As far as list goes, the more items we checked off, the more we added. We won’t finish the list, but at least Bode has a new (to him) wetsuit and 2 of us shouldn’t get Typhoid fever.
Since I’ve been struggling to find the correct brake pads on the trip, I also figured it was a good time to stock up on some spares while we’re back in the USA. Two sets should last a while. I have no idea how many more miles we have to go in South America, but I figure we should have more luck finding spares the farther south we go. Time will tell.
I also decided to get that extra solar panel I’ve been thinking about. They are difficult to find and expensive south of the US border, so it’s now or never. We had a single 50W panel and now we’ll have 50W more. Back when I bought the first panel, I worried whether or not 50 would be enough. If you are considering your own camper setup, I recommend a 100W. Minimum. The best prices are on eBay. Merry Christmas to me.
Now I just have to figure out how to get it on the plane.
One of the books in my stack was a book called Think Small. It’s a 1967 collection of old VW-themed cartoons with profiles and stories from the artists. It’s actually very well done – especially considering they were given out by the dealers.
This one has seen better days. It’s all there and the pages are in good shape – they just aren’t all bound into the book. Some even look like an insect has dined on the edges. It’s probably too rough to be a collectible, but if anyone out there would like to have it… just drop us a note and it’s yours.
“The ultimate luxury is simplicity.”
Leonardo da Vinci
It’s funny. Even though we own very few possessions, it still feels like we have too much stuff and we can still find things to purge.
When I went to move my old Ghia, I realized I left behind a big stack of ephemera.
Catalogs, magazines, random VW books and the like.
I don’t actually recall reading any of the magazine articles. And, looking at the front covers, I can’t believe I even purchased some of them without cringing from embarrassment. Do bikini girls really help sell car magazines?
The reality is that if you wanted to find rare VW parts in the pre-Google era, this is where you went. I don’t recall any of it now, but I think there was a time in my life when I could tell you exactly how much to pay for a piston set and where to buy it. Everyone that knows me can attest I’ve never been much of a gearhead – I just have a (very) soft spot for air-cooled VW’s.
Anyway, I’ve been going through the stack and if anyone out there wants some decade-old VW magazines or catalogs, just let me know. I honestly don’t know what anyone would do with a West Coast Metric catalog from 1996, but hey, you never know. Some are in great shape and some are not, but the price is right.
While we’re on the topic of Karmann Ghias, I may as well disclose my history of more VW nerdiness. Back in ’97 I decided to compile some of my then-Ghia obsession into a web site.

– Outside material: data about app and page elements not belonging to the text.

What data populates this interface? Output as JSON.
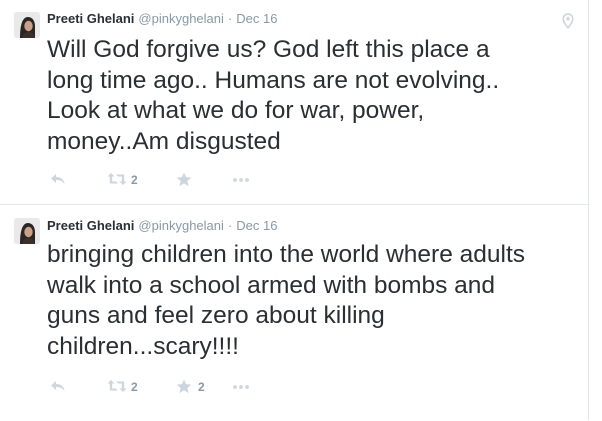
{
  "tweets": [
    {
      "fullname": "Preeti Ghelani",
      "username": "@pinkyghelani",
      "separator": "·",
      "time": "Dec 16",
      "text_lines": [
        "Will God forgive us? God left this place a",
        "long time ago.. Humans are not evolving..",
        "Look at what we do for war, power,",
        "money..Am disgusted"
      ],
      "retweet_count": "2",
      "favorite_count": "",
      "has_location_icon": true
    },
    {
      "fullname": "Preeti Ghelani",
      "username": "@pinkyghelani",
      "separator": "·",
      "time": "Dec 16",
      "text_lines": [
        "bringing children into the world where adults",
        "walk into a school armed with bombs and",
        "guns and feel zero about killing",
        "children...scary!!!!"
      ],
      "retweet_count": "2",
      "favorite_count": "2",
      "has_location_icon": false
    }
  ],
  "icons": {
    "reply": "reply-icon",
    "retweet": "retweet-icon",
    "favorite": "star-icon",
    "more": "more-icon",
    "location": "location-pin-icon"
  },
  "colors": {
    "text": "#292f33",
    "meta": "#8899a6",
    "icon": "#ccd6dd",
    "divider": "#e1e8ed"
  }
}
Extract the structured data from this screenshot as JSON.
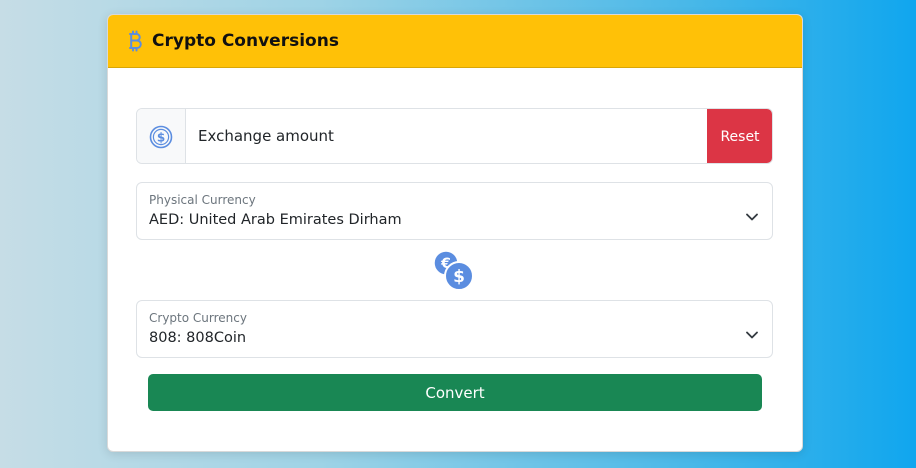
{
  "header": {
    "title": "Crypto Conversions",
    "icon": "bitcoin-icon"
  },
  "amount": {
    "placeholder": "Exchange amount",
    "value": "",
    "icon": "dollar-coin-icon",
    "reset_label": "Reset"
  },
  "physical_currency": {
    "label": "Physical Currency",
    "selected": "AED: United Arab Emirates Dirham"
  },
  "exchange_icon": "currency-exchange-icon",
  "crypto_currency": {
    "label": "Crypto Currency",
    "selected": "808: 808Coin"
  },
  "convert_label": "Convert",
  "colors": {
    "header": "#ffc107",
    "reset": "#dc3545",
    "convert": "#198754",
    "icon_blue": "#5b8de0"
  }
}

The thing is, I was on to other priorities not long after. Although it got a little attention at the time (featured in a British VW magazine I now forget) the site eventually disappeared when the servers died and that was the end of it.
Before we started this trip, we were in the process of purging all of our worldly possessions. In our basement was the dusty old box of computer stuff – including the floppy disc backups of all the HTML and images from the site. Floppys being the junk that they are, most had “read errors” and I could only partially restore the site (why, I still have no idea.) However, I was able to find some bits and pieces using the Internet WayBack Machine – an ambitious piece of internet archiving, if you ever need it.
Anyway, there it is if you are interested. The Factory Assembly section is neat if you look at nothing else. I really have no intention of doing much else with it other than just leaving it out there. Who knows. Maybe after our bus trip, we can do another one in our ’65 Ghia.